Generally you don't reclaim any of the VAT that you pay on purchases, although you may be able to claim back the VAT on capital assets worth more than £2,000.
Once you join the scheme you can stay in it until your total business income is more than £230,000.
Who can't join the Flat Rate Scheme
You can't join the Flat Rate Scheme if:
- You were in the scheme and left during the previous 12 months
- You are, or have been within the previous 24 months
- You are eligible to join an existing VAT group
- You are registered for VAT as a division of a larger business
- You use one of the margin schemes for second-hand goods, art, antiques and collectibles, the Tour Operators' Margin Scheme, or the Capital Goods Scheme
- You have been convicted of a VAT offence or charged a penalty for VAT evasion in the last year
- Your business is closely associated with another business.
Working out your flat rate percentage and the VAT you need to pay
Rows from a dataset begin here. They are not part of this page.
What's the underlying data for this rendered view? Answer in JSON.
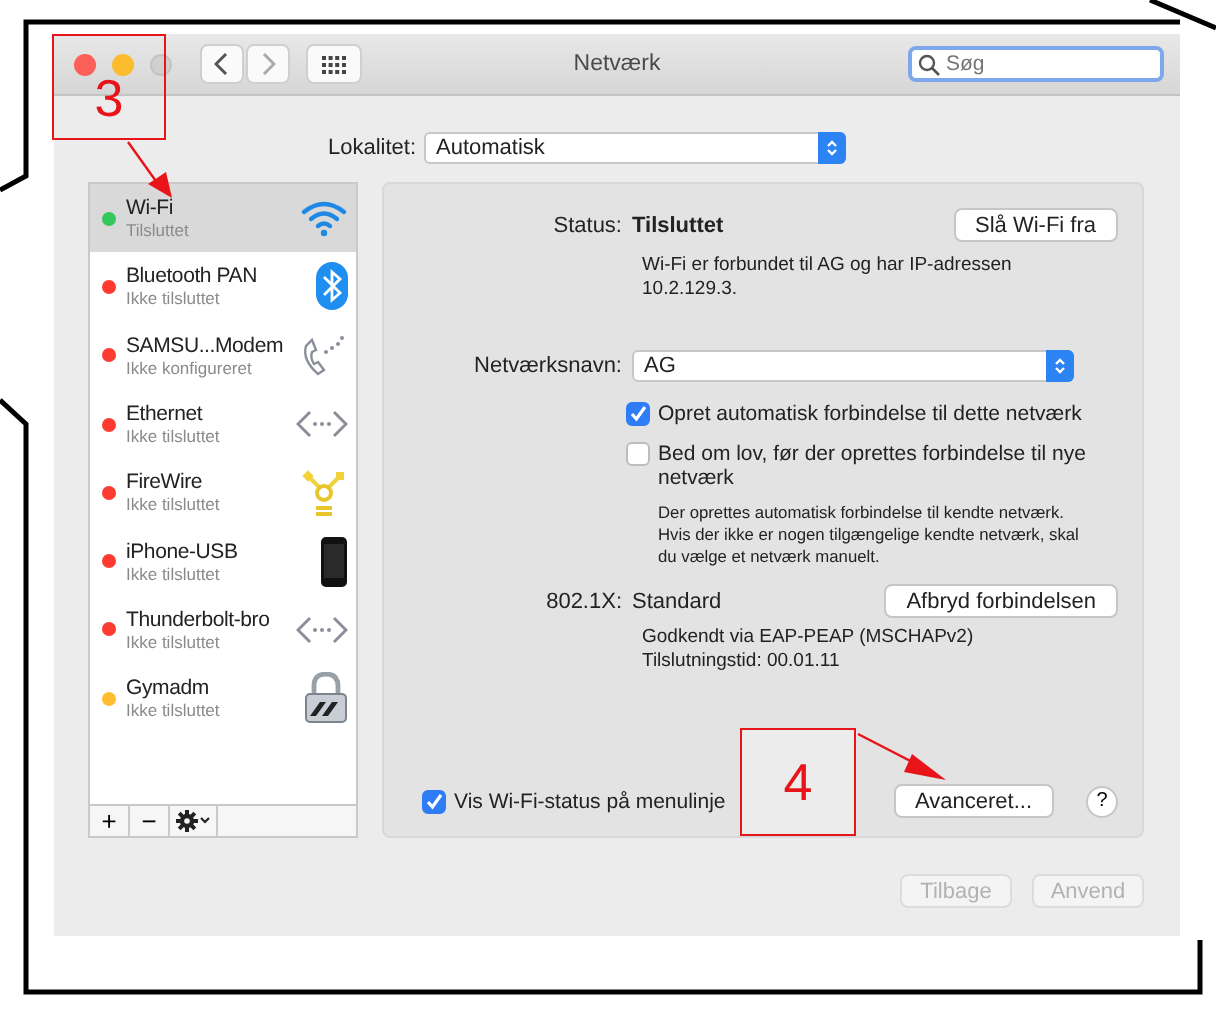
{
  "window": {
    "title": "Netværk"
  },
  "search": {
    "placeholder": "Søg"
  },
  "location": {
    "label": "Lokalitet:",
    "value": "Automatisk"
  },
  "services": [
    {
      "name": "Wi-Fi",
      "status": "Tilsluttet",
      "color": "#34c759",
      "selected": true,
      "kind": "wifi"
    },
    {
      "name": "Bluetooth PAN",
      "status": "Ikke tilsluttet",
      "color": "#fe3b30",
      "selected": false,
      "kind": "bluetooth"
    },
    {
      "name": "SAMSU...Modem",
      "status": "Ikke konfigureret",
      "color": "#fe3b30",
      "selected": false,
      "kind": "phone"
    },
    {
      "name": "Ethernet",
      "status": "Ikke tilsluttet",
      "color": "#fe3b30",
      "selected": false,
      "kind": "ethernet"
    },
    {
      "name": "FireWire",
      "status": "Ikke tilsluttet",
      "color": "#fe3b30",
      "selected": false,
      "kind": "firewire"
    },
    {
      "name": "iPhone-USB",
      "status": "Ikke tilsluttet",
      "color": "#fe3b30",
      "selected": false,
      "kind": "iphone"
    },
    {
      "name": "Thunderbolt-bro",
      "status": "Ikke tilsluttet",
      "color": "#fe3b30",
      "selected": false,
      "kind": "ethernet"
    },
    {
      "name": "Gymadm",
      "status": "Ikke tilsluttet",
      "color": "#febc2e",
      "selected": false,
      "kind": "lock"
    }
  ],
  "list_tools": [
    "+",
    "−"
  ],
  "detail": {
    "status_label": "Status:",
    "status_value": "Tilsluttet",
    "toggle_button": "Slå Wi-Fi fra",
    "status_note": "Wi-Fi er forbundet til AG og har IP-adressen 10.2.129.3.",
    "network_label": "Netværksnavn:",
    "network_value": "AG",
    "options": [
      {
        "label": "Opret automatisk forbindelse til dette netværk",
        "checked": true
      },
      {
        "label": "Bed om lov, før der oprettes forbindelse til nye netværk",
        "checked": false
      }
    ],
    "option_note": "Der oprettes automatisk forbindelse til kendte netværk. Hvis der ikke er nogen tilgængelige kendte netværk, skal du vælge et netværk manuelt.",
    "auth_label": "802.1X:",
    "auth_value": "Standard",
    "disconnect_button": "Afbryd forbindelsen",
    "auth_lines": [
      "Godkendt via EAP-PEAP (MSCHAPv2)",
      "Tilslutningstid: 00.01.11"
    ],
    "show_status": {
      "label": "Vis Wi-Fi-status på menulinje",
      "checked": true
    },
    "advanced_button": "Avanceret...",
    "help_button": "?"
  },
  "footer_buttons": [
    {
      "label": "Tilbage",
      "disabled": true
    },
    {
      "label": "Anvend",
      "disabled": true
    }
  ],
  "annotations": [
    {
      "label": "3"
    },
    {
      "label": "4"
    }
  ]
}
The VAT rate depends on what business sector you work in. There are a range of percentages for different business sectors – for example, accountancy and book-keeping (14.5%), advertising (11%), general building or construction services (9.5%) and hotel/accommodation (10.5%). HMRC has some useful guidance.
You must choose the sector that best describes your main business activity for the coming year. You must only use one percentage. So if you work in more than one business sector, you must use the one that represents the greater part of your turnover. You then apply that percentage to your total turnover.
With 55 categories to pick from, it’s often a case of finding the “nearest best fit”. If there’s no exact match, most end up going into the 12% rate for “other business services.
HMRC and the tribunals will allow companies to rectify genuine errors, but take a dim view of companies trying to opt for more advantageous categories at a later date.
Potential benefits of using the Flat Rate Scheme
- You don't have to record the VAT that you charge on every sale and purchase, as you do with standard VAT accounting. This can mean you spending less time on the books, and more time on your business. You do need to show VAT separately on your invoices, just as you do for normal VAT accounting.
- A first year discount. If you are in your first year of VAT registration you get a one per cent reduction in your flat rate percentage until the day before the first anniversary you became VAT-registered.
- Fewer rules to follow. You no longer have to work out what VAT on purchases you can and can't reclaim.
- Peace of mind. With less chance of mistakes, you have fewer worries about getting your VAT right.
- Certainty. You always know what percentage of your takings you will have to pay to HMRC.
Potential disadvantages of using the flat rate scheme
The flat-rate percentages are calculated in a way that takes into account zero-rated and exempt sales. They also contain an allowance for the VAT you spend on your purchases. So the VAT flat rate scheme might not be right for your business if:
- You buy mostly standard-rated items, as you cannot generally reclaim any VAT on your purchases.
- You regularly receive a VAT repayment under standard VAT accounting.
- You make a lot of zero-rated or exempt sales.
So, is it worth registering with the scheme?
It depends on factors including the industry you’re in and how many of your customers are VAT registers. There is around a 50% probability the scheme will be worth joining. Tax savings from the scheme can be in the thousands of pounds. But get your sums wrong and you could end up paying thousands of pounds more VAT than necessary.
This is why you need expert like Cloud Accounting LLP to perform an analysis of the history and forecast of your sales and expenditure – get in touch with us for a free chat.